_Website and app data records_
-------

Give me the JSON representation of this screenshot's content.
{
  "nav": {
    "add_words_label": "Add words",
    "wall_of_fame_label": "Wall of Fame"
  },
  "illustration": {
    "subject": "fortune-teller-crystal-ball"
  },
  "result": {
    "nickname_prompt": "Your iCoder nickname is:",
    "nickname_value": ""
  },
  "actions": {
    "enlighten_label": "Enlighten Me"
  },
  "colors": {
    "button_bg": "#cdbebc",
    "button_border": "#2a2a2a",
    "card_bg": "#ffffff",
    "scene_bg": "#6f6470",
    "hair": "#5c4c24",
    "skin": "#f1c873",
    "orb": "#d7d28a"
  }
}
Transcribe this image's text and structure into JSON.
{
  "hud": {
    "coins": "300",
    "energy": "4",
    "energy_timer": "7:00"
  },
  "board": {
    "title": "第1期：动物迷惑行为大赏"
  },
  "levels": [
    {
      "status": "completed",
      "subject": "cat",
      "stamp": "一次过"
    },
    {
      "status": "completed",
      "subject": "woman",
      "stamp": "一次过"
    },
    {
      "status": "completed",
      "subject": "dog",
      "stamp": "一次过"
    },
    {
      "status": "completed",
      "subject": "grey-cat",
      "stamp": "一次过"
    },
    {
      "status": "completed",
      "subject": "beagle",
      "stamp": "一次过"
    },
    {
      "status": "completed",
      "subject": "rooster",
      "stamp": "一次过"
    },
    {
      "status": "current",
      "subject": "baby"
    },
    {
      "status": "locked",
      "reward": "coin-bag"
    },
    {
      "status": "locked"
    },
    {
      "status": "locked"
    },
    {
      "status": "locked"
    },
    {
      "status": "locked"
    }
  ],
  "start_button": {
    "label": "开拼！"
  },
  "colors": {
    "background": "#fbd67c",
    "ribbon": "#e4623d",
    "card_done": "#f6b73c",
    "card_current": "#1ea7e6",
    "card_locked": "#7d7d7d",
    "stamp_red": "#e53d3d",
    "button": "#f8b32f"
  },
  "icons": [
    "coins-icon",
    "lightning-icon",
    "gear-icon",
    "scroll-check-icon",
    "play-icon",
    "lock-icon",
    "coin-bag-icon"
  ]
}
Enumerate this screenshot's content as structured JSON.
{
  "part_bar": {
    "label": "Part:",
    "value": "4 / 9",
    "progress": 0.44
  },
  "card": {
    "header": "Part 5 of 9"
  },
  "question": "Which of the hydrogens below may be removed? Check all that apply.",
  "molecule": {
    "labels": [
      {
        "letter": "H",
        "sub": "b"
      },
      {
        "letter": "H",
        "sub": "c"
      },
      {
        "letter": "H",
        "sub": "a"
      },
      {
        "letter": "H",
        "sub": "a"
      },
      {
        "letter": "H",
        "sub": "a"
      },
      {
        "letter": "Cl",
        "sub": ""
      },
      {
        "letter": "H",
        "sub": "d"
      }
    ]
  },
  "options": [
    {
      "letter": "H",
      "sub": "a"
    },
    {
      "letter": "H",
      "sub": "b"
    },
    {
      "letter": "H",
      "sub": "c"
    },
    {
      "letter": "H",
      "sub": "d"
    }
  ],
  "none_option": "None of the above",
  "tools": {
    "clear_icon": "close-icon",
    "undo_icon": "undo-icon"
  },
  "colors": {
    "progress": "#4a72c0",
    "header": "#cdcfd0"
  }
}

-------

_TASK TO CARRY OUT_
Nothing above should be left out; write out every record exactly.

_WRITTEN SOLUTION_
Give me the JSON representation of this screenshot's content.
{
  "nav": {
    "add_words_label": "Add words",
    "wall_of_fame_label": "Wall of Fame"
  },
  "illustration": {
    "subject": "fortune-teller-crystal-ball"
  },
  "result": {
    "nickname_prompt": "Your iCoder nickname is:",
    "nickname_value": ""
  },
  "actions": {
    "enlighten_label": "Enlighten Me"
  },
  "colors": {
    "button_bg": "#cdbebc",
    "button_border": "#2a2a2a",
    "card_bg": "#ffffff",
    "scene_bg": "#6f6470",
    "hair": "#5c4c24",
    "skin": "#f1c873",
    "orb": "#d7d28a"
  }
}
Transcribe this image's text and structure into JSON.
{
  "hud": {
    "coins": "300",
    "energy": "4",
    "energy_timer": "7:00"
  },
  "board": {
    "title": "第1期：动物迷惑行为大赏"
  },
  "levels": [
    {
      "status": "completed",
      "subject": "cat",
      "stamp": "一次过"
    },
    {
      "status": "completed",
      "subject": "woman",
      "stamp": "一次过"
    },
    {
      "status": "completed",
      "subject": "dog",
      "stamp": "一次过"
    },
    {
      "status": "completed",
      "subject": "grey-cat",
      "stamp": "一次过"
    },
    {
      "status": "completed",
      "subject": "beagle",
      "stamp": "一次过"
    },
    {
      "status": "completed",
      "subject": "rooster",
      "stamp": "一次过"
    },
    {
      "status": "current",
      "subject": "baby"
    },
    {
      "status": "locked",
      "reward": "coin-bag"
    },
    {
      "status": "locked"
    },
    {
      "status": "locked"
    },
    {
      "status": "locked"
    },
    {
      "status": "locked"
    }
  ],
  "start_button": {
    "label": "开拼！"
  },
  "colors": {
    "background": "#fbd67c",
    "ribbon": "#e4623d",
    "card_done": "#f6b73c",
    "card_current": "#1ea7e6",
    "card_locked": "#7d7d7d",
    "stamp_red": "#e53d3d",
    "button": "#f8b32f"
  },
  "icons": [
    "coins-icon",
    "lightning-icon",
    "gear-icon",
    "scroll-check-icon",
    "play-icon",
    "lock-icon",
    "coin-bag-icon"
  ]
}
Enumerate this screenshot's content as structured JSON.
{
  "part_bar": {
    "label": "Part:",
    "value": "4 / 9",
    "progress": 0.44
  },
  "card": {
    "header": "Part 5 of 9"
  },
  "question": "Which of the hydrogens below may be removed? Check all that apply.",
  "molecule": {
    "labels": [
      {
        "letter": "H",
        "sub": "b"
      },
      {
        "letter": "H",
        "sub": "c"
      },
      {
        "letter": "H",
        "sub": "a"
      },
      {
        "letter": "H",
        "sub": "a"
      },
      {
        "letter": "H",
        "sub": "a"
      },
      {
        "letter": "Cl",
        "sub": ""
      },
      {
        "letter": "H",
        "sub": "d"
      }
    ]
  },
  "options": [
    {
      "letter": "H",
      "sub": "a"
    },
    {
      "letter": "H",
      "sub": "b"
    },
    {
      "letter": "H",
      "sub": "c"
    },
    {
      "letter": "H",
      "sub": "d"
    }
  ],
  "none_option": "None of the above",
  "tools": {
    "clear_icon": "close-icon",
    "undo_icon": "undo-icon"
  },
  "colors": {
    "progress": "#4a72c0",
    "header": "#cdcfd0"
  }
}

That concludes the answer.